Whatever appears in the records, retype it exactly, except for the pictures.

--- PROVIDED RECORDS Enclosed Below ---

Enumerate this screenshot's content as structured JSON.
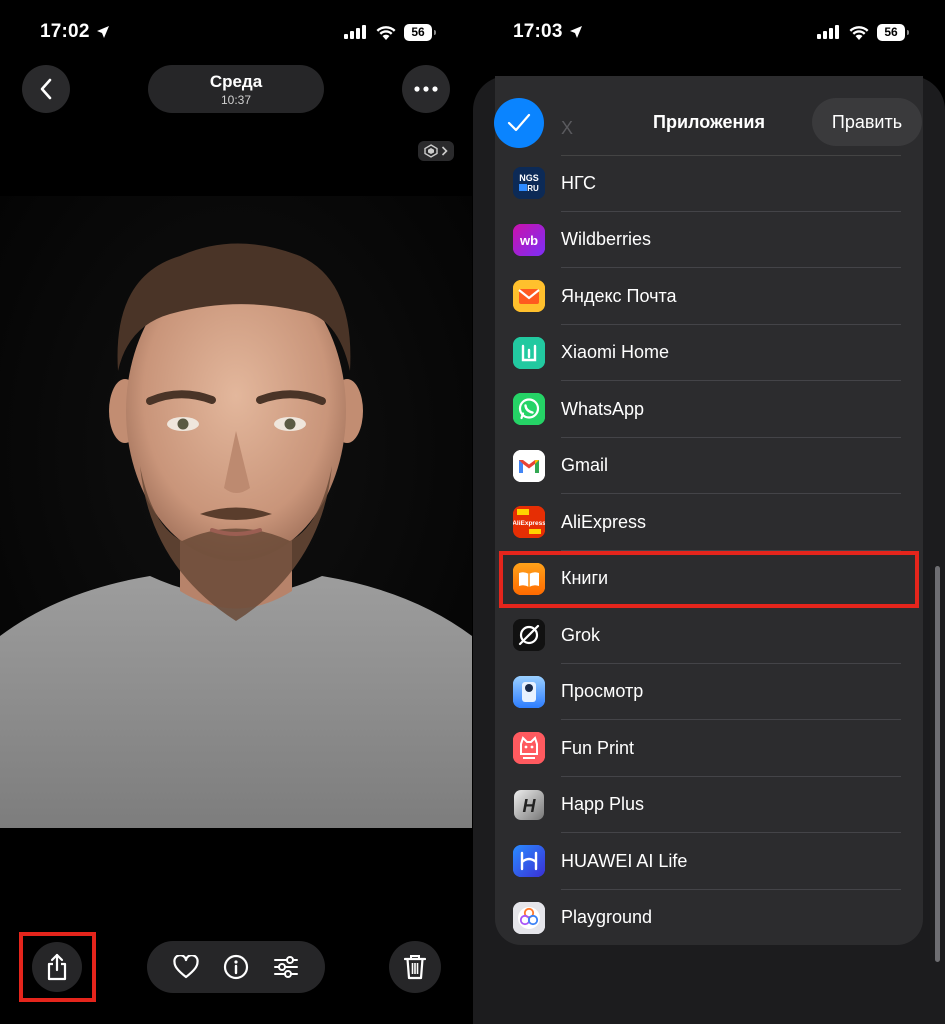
{
  "left_screen": {
    "status_time": "17:02",
    "battery": "56",
    "date_title": "Среда",
    "date_time": "10:37"
  },
  "right_screen": {
    "status_time": "17:03",
    "battery": "56",
    "sheet_title": "Приложения",
    "edit_label": "Править",
    "ghost_item": "X",
    "apps": [
      {
        "label": "НГС",
        "icon": "ngs-icon",
        "color": "#0c2a56"
      },
      {
        "label": "Wildberries",
        "icon": "wildberries-icon",
        "color": "#b01ec9"
      },
      {
        "label": "Яндекс Почта",
        "icon": "yandex-mail-icon",
        "color": "#ffb300"
      },
      {
        "label": "Xiaomi Home",
        "icon": "xiaomi-home-icon",
        "color": "#20c997"
      },
      {
        "label": "WhatsApp",
        "icon": "whatsapp-icon",
        "color": "#25d366"
      },
      {
        "label": "Gmail",
        "icon": "gmail-icon",
        "color": "#ffffff"
      },
      {
        "label": "AliExpress",
        "icon": "aliexpress-icon",
        "color": "#e62e04"
      },
      {
        "label": "Книги",
        "icon": "books-icon",
        "color": "#ff8a00"
      },
      {
        "label": "Grok",
        "icon": "grok-icon",
        "color": "#111111"
      },
      {
        "label": "Просмотр",
        "icon": "preview-icon",
        "color": "#5aa9ff"
      },
      {
        "label": "Fun Print",
        "icon": "fun-print-icon",
        "color": "#ff5a5f"
      },
      {
        "label": "Happ Plus",
        "icon": "happ-plus-icon",
        "color": "#3a3a3c"
      },
      {
        "label": "HUAWEI AI Life",
        "icon": "huawei-ai-life-icon",
        "color": "#1f6fff"
      },
      {
        "label": "Playground",
        "icon": "playground-icon",
        "color": "#e5e5ea"
      }
    ]
  },
  "colors": {
    "accent_blue": "#0a84ff",
    "highlight_red": "#e5251c"
  }
}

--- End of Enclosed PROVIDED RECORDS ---

> [YOUR RESPONSE]:
Enumerate this screenshot's content as structured JSON.
{
  "left_screen": {
    "status_time": "17:02",
    "battery": "56",
    "date_title": "Среда",
    "date_time": "10:37"
  },
  "right_screen": {
    "status_time": "17:03",
    "battery": "56",
    "sheet_title": "Приложения",
    "edit_label": "Править",
    "ghost_item": "X",
    "apps": [
      {
        "label": "НГС",
        "icon": "ngs-icon",
        "color": "#0c2a56"
      },
      {
        "label": "Wildberries",
        "icon": "wildberries-icon",
        "color": "#b01ec9"
      },
      {
        "label": "Яндекс Почта",
        "icon": "yandex-mail-icon",
        "color": "#ffb300"
      },
      {
        "label": "Xiaomi Home",
        "icon": "xiaomi-home-icon",
        "color": "#20c997"
      },
      {
        "label": "WhatsApp",
        "icon": "whatsapp-icon",
        "color": "#25d366"
      },
      {
        "label": "Gmail",
        "icon": "gmail-icon",
        "color": "#ffffff"
      },
      {
        "label": "AliExpress",
        "icon": "aliexpress-icon",
        "color": "#e62e04"
      },
      {
        "label": "Книги",
        "icon": "books-icon",
        "color": "#ff8a00"
      },
      {
        "label": "Grok",
        "icon": "grok-icon",
        "color": "#111111"
      },
      {
        "label": "Просмотр",
        "icon": "preview-icon",
        "color": "#5aa9ff"
      },
      {
        "label": "Fun Print",
        "icon": "fun-print-icon",
        "color": "#ff5a5f"
      },
      {
        "label": "Happ Plus",
        "icon": "happ-plus-icon",
        "color": "#3a3a3c"
      },
      {
        "label": "HUAWEI AI Life",
        "icon": "huawei-ai-life-icon",
        "color": "#1f6fff"
      },
      {
        "label": "Playground",
        "icon": "playground-icon",
        "color": "#e5e5ea"
      }
    ]
  },
  "colors": {
    "accent_blue": "#0a84ff",
    "highlight_red": "#e5251c"
  }
}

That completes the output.